_Exercise_:
Which lines of the records below contain the string "blood"? Report each of them.
━━━ Supplied information ━━━
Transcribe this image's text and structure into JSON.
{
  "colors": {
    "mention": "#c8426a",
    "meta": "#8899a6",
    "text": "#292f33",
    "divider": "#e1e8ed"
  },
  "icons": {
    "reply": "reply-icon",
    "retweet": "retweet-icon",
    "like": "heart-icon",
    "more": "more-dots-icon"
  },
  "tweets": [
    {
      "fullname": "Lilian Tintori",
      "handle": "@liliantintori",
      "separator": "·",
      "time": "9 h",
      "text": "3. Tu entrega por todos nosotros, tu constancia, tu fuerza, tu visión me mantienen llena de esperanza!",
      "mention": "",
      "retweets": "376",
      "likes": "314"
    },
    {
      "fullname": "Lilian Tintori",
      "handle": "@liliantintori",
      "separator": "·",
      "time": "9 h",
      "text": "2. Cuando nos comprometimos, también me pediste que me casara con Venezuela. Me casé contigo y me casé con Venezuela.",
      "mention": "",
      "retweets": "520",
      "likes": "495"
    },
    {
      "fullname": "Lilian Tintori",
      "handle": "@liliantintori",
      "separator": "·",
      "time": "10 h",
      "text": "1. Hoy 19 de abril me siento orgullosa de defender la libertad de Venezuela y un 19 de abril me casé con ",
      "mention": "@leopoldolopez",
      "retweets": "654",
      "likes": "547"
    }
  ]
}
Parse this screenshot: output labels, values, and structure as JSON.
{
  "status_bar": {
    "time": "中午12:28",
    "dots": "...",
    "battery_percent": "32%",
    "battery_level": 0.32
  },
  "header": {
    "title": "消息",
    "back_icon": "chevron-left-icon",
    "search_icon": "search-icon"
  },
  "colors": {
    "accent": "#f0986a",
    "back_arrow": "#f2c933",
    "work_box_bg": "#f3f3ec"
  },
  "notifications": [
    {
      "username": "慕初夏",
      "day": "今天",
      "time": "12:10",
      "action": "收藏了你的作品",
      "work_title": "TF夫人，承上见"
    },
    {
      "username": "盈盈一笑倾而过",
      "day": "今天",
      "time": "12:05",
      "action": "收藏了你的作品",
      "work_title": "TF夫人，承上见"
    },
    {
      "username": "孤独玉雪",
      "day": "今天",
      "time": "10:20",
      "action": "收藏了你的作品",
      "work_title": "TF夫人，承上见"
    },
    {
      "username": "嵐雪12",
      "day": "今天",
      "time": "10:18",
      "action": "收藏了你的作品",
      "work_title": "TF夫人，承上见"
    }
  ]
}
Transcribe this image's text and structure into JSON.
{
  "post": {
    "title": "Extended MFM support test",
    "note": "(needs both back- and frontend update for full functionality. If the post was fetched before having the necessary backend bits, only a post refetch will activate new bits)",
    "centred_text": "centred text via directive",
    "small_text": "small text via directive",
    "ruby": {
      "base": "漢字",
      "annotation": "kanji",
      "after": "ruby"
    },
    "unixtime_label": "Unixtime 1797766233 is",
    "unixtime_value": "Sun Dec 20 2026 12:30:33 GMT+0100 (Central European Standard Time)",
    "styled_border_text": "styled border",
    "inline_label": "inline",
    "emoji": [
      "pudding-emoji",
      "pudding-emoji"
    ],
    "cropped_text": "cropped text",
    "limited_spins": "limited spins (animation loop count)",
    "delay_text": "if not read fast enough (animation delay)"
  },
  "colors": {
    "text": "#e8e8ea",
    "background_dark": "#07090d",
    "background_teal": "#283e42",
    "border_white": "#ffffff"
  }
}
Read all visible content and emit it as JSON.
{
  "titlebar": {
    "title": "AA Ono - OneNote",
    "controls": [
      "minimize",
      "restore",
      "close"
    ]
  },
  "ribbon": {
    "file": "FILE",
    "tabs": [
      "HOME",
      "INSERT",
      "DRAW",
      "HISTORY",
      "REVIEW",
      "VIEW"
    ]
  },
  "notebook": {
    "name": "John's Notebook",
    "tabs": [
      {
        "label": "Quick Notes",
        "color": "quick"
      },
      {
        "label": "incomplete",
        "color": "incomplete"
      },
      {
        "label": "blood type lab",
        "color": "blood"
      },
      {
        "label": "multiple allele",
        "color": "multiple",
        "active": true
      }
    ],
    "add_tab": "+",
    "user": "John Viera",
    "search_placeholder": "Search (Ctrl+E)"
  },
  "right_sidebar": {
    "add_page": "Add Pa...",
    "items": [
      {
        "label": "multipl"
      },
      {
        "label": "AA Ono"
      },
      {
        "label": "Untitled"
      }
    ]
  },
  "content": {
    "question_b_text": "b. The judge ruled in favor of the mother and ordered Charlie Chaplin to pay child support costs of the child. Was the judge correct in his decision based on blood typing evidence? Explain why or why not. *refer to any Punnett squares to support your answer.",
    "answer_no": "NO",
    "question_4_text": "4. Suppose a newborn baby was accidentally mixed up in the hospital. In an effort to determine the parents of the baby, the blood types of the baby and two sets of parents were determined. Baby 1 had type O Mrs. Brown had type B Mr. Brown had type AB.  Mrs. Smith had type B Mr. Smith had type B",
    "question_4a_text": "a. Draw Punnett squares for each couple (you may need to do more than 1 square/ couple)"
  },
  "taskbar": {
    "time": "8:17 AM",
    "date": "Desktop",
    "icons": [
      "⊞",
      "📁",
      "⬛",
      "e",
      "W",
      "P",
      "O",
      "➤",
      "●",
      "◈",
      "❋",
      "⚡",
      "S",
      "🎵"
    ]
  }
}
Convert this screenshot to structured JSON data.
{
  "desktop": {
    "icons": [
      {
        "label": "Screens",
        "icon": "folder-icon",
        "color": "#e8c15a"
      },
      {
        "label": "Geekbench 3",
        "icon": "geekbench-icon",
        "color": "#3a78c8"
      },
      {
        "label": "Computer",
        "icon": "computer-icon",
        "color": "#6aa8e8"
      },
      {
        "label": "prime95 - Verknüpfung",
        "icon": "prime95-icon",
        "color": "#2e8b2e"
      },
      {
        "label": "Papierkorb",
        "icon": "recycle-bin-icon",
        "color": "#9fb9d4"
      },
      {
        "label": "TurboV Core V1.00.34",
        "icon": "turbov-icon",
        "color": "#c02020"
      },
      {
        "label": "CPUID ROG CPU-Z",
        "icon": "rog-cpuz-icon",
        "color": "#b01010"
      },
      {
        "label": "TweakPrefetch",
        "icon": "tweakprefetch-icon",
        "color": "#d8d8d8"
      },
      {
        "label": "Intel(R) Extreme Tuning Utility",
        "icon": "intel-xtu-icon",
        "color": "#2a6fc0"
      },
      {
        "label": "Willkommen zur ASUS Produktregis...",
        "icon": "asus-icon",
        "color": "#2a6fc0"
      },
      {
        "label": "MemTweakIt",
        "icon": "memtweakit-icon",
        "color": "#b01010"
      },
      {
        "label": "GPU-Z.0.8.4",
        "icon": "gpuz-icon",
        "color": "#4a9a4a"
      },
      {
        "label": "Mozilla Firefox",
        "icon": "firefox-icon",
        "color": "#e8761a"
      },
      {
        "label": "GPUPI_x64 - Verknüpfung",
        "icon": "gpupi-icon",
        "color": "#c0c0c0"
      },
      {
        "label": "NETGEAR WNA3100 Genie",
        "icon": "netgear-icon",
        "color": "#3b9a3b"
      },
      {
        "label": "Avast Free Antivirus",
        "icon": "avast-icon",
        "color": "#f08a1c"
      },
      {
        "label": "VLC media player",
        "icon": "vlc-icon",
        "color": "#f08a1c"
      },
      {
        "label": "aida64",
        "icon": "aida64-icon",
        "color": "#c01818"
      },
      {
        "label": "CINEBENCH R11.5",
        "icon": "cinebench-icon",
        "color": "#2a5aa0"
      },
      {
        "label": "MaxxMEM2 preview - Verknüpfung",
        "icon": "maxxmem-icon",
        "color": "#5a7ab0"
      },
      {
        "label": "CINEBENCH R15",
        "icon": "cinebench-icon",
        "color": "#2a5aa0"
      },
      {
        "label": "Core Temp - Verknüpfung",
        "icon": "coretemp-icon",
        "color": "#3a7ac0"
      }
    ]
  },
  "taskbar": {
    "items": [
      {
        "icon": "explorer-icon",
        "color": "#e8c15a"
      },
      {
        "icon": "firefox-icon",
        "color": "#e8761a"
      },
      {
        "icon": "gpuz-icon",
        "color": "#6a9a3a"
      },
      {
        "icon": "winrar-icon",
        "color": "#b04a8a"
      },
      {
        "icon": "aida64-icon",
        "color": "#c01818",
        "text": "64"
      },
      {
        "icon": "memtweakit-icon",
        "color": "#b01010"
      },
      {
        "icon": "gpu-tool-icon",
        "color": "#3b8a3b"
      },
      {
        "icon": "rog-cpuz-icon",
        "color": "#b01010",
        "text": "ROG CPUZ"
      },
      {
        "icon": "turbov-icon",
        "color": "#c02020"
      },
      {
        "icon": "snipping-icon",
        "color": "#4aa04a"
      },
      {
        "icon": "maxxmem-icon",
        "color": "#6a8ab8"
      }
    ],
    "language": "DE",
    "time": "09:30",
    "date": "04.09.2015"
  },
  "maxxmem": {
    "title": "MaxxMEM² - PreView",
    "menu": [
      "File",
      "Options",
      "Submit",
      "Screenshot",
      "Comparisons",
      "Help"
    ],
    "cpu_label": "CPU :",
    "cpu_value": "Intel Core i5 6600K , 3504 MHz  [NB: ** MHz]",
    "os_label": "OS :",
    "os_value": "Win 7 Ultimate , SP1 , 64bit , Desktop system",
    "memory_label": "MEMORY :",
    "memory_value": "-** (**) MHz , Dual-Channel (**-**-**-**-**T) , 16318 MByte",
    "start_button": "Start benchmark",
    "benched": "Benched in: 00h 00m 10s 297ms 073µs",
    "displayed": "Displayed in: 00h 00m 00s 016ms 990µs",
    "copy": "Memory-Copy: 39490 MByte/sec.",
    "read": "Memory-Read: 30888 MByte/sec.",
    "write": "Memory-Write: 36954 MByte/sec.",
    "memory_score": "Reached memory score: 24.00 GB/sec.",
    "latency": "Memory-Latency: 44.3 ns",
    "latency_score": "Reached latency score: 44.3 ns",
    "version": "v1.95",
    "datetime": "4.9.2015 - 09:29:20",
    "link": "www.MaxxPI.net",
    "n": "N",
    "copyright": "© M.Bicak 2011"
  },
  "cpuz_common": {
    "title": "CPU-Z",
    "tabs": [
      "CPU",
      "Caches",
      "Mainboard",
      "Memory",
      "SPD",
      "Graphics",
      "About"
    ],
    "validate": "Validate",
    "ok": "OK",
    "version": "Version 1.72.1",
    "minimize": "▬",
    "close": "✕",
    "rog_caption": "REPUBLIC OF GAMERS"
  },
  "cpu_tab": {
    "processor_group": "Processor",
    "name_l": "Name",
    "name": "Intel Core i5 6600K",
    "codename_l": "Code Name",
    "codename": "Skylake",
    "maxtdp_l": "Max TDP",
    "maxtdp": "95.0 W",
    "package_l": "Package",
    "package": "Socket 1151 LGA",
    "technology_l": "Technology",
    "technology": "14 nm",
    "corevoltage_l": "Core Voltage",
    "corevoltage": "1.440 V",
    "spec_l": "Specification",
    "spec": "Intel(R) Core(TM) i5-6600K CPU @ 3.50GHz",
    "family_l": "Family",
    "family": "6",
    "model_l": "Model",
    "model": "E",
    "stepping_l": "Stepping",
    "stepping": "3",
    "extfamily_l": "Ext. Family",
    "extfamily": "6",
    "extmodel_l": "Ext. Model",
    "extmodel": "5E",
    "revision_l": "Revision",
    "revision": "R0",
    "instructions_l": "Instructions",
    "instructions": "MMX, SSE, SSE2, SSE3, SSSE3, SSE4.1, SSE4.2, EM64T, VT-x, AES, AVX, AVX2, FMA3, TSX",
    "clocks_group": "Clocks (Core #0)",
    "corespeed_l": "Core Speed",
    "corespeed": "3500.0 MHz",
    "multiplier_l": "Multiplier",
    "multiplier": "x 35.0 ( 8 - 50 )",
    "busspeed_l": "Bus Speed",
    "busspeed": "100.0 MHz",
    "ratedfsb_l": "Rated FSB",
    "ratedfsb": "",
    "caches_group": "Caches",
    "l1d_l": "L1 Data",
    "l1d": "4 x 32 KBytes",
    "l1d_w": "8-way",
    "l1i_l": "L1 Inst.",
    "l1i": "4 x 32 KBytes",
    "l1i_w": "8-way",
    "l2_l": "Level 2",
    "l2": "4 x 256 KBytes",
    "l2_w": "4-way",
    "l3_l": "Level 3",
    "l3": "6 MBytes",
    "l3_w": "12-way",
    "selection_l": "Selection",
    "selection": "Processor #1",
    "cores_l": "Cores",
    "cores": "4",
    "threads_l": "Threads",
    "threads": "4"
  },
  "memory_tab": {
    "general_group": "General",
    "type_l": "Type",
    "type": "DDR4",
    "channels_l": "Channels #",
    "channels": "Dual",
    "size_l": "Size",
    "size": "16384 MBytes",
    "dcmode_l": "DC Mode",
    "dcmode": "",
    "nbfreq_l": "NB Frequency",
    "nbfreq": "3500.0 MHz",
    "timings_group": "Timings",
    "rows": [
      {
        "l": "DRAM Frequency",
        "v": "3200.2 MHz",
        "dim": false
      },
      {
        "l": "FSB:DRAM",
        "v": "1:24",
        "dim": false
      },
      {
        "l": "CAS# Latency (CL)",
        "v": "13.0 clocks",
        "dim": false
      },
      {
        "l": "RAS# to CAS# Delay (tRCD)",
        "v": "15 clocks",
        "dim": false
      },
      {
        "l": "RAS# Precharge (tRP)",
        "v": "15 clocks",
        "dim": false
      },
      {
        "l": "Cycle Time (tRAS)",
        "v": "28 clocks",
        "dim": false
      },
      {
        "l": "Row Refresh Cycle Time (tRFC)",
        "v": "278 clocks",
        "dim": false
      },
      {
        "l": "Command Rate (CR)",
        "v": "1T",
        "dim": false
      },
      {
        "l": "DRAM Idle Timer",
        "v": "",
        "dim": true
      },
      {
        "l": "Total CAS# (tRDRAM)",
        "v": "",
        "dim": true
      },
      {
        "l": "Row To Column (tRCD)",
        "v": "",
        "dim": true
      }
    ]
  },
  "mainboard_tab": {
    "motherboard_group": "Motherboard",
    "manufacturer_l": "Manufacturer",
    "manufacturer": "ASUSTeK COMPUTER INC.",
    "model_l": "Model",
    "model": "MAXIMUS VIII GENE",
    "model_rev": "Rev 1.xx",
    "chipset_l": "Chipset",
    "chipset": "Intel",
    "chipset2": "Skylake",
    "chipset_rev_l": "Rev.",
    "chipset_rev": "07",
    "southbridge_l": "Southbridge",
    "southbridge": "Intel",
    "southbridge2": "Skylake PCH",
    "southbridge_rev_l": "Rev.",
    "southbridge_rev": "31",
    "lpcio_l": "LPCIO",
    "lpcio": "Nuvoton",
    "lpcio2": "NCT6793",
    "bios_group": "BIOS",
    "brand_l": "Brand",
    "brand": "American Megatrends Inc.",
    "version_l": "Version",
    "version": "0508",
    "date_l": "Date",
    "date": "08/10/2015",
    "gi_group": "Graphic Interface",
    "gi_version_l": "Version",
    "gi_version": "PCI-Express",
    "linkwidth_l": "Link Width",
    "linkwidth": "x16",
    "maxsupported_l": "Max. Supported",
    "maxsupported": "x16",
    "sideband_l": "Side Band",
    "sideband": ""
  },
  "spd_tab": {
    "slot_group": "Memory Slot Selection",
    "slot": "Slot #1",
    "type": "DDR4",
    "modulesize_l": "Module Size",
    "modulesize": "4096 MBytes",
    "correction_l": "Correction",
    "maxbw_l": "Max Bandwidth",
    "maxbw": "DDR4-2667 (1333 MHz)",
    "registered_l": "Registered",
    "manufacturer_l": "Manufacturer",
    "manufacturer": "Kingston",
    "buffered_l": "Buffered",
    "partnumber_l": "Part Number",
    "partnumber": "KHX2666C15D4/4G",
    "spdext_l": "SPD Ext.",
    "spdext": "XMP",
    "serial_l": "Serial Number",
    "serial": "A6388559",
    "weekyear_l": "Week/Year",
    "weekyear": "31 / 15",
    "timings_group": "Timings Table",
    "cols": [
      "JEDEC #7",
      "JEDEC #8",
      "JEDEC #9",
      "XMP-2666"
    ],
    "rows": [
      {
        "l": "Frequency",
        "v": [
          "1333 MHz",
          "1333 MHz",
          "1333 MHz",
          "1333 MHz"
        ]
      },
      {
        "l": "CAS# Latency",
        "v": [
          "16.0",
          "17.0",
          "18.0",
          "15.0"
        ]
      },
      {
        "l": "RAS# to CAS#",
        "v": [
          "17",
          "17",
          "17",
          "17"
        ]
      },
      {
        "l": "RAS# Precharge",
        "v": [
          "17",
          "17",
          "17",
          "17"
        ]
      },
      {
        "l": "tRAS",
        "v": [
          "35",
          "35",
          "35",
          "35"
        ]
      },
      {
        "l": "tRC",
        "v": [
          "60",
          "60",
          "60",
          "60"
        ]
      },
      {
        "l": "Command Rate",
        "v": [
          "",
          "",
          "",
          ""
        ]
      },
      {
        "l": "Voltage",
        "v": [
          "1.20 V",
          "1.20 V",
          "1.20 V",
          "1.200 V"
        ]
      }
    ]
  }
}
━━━
_Output_:
        "label": "blood type lab",
        "color": "blood"
    "question_b_text": "b. The judge ruled in favor of the mother and ordered Charlie Chaplin to pay child support costs of the child. Was the judge correct in his decision based on blood typing evidence? Explain why or why not. *refer to any Punnett squares to support your answer.",
    "question_4_text": "4. Suppose a newborn baby was accidentally mixed up in the hospital. In an effort to determine the parents of the baby, the blood types of the baby and two sets of parents were determined. Baby 1 had type O Mrs. Brown had type B Mr. Brown had type AB.  Mrs. Smith had type B Mr. Smith had type B",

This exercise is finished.